So many varied *readings* Of Vygotsky to try to understand and interpret


Kozulin's book on Vygotsky has

On Wed, May 14, 2014 at 12:09 PM, Peter Smagorinsky <smago@uga.edu> wrote:

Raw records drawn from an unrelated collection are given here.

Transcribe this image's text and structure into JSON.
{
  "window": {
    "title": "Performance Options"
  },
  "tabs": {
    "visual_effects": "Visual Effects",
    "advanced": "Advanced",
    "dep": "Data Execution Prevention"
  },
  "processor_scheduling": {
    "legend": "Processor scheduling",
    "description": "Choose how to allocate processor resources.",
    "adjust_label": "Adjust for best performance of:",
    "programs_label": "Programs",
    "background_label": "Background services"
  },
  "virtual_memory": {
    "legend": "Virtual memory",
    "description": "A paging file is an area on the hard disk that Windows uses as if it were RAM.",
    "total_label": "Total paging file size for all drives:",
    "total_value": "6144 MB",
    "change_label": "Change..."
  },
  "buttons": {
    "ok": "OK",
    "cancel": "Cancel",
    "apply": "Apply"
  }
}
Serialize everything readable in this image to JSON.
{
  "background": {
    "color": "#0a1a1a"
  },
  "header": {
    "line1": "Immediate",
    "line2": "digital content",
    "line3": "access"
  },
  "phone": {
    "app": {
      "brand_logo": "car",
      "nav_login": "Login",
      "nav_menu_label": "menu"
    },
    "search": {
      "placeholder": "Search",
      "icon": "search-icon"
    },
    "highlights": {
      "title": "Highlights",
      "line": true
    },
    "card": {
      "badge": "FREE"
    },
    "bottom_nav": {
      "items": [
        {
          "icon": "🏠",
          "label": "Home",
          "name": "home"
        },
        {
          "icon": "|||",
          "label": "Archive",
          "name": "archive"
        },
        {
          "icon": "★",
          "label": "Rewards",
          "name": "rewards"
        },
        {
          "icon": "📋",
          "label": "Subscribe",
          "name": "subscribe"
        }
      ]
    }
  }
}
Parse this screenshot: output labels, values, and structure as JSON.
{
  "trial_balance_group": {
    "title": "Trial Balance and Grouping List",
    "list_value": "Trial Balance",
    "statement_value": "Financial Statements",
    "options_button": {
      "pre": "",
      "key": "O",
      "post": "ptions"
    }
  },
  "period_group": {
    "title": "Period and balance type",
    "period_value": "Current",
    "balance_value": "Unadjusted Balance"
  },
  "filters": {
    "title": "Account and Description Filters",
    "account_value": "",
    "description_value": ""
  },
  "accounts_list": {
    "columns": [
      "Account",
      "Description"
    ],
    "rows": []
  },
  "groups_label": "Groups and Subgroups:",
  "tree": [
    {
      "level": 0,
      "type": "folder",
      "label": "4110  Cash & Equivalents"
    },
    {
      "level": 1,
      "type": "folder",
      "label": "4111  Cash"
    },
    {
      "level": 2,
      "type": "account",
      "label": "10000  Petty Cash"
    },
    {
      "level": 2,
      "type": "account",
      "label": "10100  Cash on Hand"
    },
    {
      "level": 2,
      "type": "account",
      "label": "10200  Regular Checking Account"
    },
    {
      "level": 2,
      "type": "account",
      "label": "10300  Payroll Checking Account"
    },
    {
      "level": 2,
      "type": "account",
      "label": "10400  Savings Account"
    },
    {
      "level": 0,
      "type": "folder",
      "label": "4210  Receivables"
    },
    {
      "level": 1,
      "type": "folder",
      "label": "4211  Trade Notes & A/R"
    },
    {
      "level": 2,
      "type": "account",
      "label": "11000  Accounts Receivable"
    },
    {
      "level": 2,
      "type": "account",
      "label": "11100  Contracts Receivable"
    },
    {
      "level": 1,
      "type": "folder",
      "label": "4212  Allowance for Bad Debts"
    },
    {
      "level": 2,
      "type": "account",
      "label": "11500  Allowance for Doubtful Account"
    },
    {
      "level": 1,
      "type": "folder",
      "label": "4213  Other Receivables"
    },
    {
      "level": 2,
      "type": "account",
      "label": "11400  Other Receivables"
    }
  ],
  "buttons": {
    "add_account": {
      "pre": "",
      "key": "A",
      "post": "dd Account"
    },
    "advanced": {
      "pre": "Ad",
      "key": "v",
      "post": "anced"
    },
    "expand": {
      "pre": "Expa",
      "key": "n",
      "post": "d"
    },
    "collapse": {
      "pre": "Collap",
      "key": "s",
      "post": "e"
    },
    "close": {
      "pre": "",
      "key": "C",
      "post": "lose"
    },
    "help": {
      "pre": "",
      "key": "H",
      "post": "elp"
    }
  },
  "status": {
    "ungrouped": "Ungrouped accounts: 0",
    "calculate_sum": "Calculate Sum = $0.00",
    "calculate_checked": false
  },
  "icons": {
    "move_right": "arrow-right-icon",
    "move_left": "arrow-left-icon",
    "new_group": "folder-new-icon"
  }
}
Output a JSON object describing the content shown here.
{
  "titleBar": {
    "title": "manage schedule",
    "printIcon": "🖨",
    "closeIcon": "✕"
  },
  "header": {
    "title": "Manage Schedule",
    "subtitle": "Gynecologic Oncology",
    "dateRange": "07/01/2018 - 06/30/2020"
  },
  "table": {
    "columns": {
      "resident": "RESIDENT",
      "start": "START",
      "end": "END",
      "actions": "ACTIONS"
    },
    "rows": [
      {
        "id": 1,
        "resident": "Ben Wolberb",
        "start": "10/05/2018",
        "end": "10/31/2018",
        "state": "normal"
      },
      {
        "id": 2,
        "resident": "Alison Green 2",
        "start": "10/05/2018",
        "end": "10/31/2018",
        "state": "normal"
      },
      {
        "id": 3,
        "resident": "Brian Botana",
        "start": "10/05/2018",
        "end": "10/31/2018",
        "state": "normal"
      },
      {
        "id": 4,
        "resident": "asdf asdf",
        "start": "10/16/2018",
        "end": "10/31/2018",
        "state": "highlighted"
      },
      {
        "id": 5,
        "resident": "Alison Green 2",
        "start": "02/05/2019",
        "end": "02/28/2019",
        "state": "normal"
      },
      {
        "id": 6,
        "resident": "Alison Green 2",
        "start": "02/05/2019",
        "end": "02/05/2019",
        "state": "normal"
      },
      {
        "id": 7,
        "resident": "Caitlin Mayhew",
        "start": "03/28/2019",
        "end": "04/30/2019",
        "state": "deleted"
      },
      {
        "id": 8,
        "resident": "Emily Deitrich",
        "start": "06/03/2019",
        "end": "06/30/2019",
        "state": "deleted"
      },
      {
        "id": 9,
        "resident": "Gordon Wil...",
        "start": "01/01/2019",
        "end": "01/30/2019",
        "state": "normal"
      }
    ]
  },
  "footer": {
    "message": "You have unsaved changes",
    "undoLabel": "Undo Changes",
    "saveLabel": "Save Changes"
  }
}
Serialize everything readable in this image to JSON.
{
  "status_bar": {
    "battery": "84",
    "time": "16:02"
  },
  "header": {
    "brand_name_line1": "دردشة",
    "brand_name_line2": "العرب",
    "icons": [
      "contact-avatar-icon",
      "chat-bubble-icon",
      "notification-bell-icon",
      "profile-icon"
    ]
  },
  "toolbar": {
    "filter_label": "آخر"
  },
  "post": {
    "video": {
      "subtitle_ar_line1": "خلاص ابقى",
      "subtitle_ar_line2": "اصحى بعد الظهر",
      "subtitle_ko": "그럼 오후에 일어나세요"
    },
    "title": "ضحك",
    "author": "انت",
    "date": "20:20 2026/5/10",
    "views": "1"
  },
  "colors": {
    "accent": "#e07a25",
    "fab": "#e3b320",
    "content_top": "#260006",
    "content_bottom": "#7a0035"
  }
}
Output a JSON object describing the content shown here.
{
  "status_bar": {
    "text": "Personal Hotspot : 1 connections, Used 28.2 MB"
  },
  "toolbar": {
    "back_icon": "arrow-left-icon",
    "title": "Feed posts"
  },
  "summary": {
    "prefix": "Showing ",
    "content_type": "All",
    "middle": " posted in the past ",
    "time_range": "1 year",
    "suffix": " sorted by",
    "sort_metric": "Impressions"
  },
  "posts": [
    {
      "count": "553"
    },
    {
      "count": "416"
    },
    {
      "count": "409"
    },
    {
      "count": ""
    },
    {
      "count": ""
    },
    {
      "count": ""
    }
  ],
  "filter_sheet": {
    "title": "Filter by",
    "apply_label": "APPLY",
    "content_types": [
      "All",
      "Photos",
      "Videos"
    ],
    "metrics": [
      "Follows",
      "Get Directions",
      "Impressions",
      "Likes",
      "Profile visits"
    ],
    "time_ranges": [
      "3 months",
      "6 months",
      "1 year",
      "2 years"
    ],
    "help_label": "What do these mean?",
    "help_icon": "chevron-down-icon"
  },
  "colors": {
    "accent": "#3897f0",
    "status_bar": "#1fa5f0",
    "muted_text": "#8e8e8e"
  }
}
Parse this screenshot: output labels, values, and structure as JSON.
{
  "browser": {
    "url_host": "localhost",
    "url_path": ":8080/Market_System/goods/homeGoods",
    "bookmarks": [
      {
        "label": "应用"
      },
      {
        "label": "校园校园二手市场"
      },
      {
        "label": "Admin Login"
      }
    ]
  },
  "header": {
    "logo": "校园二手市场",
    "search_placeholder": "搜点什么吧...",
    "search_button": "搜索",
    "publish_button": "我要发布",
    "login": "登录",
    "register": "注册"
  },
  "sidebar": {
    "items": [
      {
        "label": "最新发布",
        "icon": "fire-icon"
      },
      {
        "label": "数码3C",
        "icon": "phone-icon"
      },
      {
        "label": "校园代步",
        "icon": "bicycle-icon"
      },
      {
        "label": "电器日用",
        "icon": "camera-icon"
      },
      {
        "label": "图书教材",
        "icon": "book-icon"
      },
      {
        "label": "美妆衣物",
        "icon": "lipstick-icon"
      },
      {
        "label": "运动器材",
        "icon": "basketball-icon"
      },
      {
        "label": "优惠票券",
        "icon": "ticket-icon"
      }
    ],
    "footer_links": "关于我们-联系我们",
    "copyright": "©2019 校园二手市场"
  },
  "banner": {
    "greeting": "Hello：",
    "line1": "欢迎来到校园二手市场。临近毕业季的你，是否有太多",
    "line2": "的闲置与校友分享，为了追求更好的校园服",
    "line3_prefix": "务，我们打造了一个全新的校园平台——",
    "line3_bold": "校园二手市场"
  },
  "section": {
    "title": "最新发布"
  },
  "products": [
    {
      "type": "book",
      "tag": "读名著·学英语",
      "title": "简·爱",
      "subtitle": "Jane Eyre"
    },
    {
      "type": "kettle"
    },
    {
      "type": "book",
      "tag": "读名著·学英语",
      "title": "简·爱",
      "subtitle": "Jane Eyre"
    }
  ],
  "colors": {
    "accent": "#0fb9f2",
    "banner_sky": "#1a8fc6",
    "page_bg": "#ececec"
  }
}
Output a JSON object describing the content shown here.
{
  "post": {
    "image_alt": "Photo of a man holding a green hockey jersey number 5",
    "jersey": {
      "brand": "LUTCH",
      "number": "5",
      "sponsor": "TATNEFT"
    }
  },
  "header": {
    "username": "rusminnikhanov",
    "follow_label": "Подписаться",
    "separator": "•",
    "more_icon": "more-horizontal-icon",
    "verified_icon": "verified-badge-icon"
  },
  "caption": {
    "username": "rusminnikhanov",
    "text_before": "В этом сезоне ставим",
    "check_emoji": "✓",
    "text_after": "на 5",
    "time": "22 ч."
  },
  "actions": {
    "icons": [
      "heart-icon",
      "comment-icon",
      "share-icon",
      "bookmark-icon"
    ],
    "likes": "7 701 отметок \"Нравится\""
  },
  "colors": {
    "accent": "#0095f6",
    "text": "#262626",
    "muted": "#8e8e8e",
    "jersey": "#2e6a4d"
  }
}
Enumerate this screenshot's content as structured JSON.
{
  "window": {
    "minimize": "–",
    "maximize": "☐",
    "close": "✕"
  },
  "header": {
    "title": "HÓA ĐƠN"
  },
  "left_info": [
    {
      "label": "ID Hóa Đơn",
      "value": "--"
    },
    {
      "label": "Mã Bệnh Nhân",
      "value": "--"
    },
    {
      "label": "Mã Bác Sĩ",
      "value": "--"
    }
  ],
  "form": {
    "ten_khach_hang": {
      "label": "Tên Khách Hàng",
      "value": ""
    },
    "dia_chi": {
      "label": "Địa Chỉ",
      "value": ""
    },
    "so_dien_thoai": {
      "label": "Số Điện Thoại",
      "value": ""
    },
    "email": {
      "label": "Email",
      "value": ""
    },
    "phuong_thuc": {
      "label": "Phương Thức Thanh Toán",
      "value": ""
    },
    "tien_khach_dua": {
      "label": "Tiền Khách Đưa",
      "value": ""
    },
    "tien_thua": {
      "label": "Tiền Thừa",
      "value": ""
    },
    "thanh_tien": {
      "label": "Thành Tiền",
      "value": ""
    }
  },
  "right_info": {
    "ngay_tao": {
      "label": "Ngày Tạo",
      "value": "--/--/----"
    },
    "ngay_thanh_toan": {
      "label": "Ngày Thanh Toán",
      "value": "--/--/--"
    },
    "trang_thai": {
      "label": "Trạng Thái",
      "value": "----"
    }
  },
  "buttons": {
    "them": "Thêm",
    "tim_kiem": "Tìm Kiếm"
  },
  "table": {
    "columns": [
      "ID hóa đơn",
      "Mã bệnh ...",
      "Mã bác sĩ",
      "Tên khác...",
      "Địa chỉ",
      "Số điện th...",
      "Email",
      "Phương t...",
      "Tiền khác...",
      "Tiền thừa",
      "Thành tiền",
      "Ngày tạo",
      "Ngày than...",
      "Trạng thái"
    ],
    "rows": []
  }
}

> Eugene Matusov edited an issue of JREEP dedicated to the School of the
> Dialogue of Cultures. Journal of Russian and East European Psychology,
> 49(2),
> http://www.mesharpe.com/mall/results1.asp?ACR=rpo
> Peter Smagorinsky
> Distinguished Research Professor of English Education
> Department of Language and Literacy Education
> The University of Georgia
> 315 Aderhold Hall
> Athens, GA 30602
> Advisor, Journal of Language and Literacy Education
> Follow JoLLE on twitter @Jolle_uga
> -----Original Message-----
> From: xmca-l-bounces+smago=uga.edu@mailman.ucsd.edu [mailto:
> xmca-l-bounces+smago=uga.edu@mailman.ucsd.edu] On Behalf Of Larry Purss
> Sent: Wednesday, May 14, 2014 10:56 AM
> To: eXtended Mind, Culture, Activity
> Subject: [Xmca-l] Bibler's concept of "formations of Reasoning"
> Valdimir Bibler was recently mentioned on this site. He has participated
> in creating the "School of the Dialogue of Cultures" which uses as its
> central construct "formations or systems of reasoning".
> Kozulin refers to this construct as "sociocultural schemas"
> Binswanger refers to "world designs"
> Gadamer refers to "horizons of understanding"
> This construct does not see knowledge as *sublated* but each new
> *formation* enters into dialogue with previous formations of consciousness
> AND knowledge is the process OF REVEALING the dialogical nature of this
> EMERGING encounter between formations of *reasoning* Bibler has developed a
> school system where students engage in USING these various formations of
> histrorically developed *reasons* as world-designs.
> I'm fascinated with the family resemblance with Gadmer and Binswanger's
> ideas as sharing common intersections.
> Larry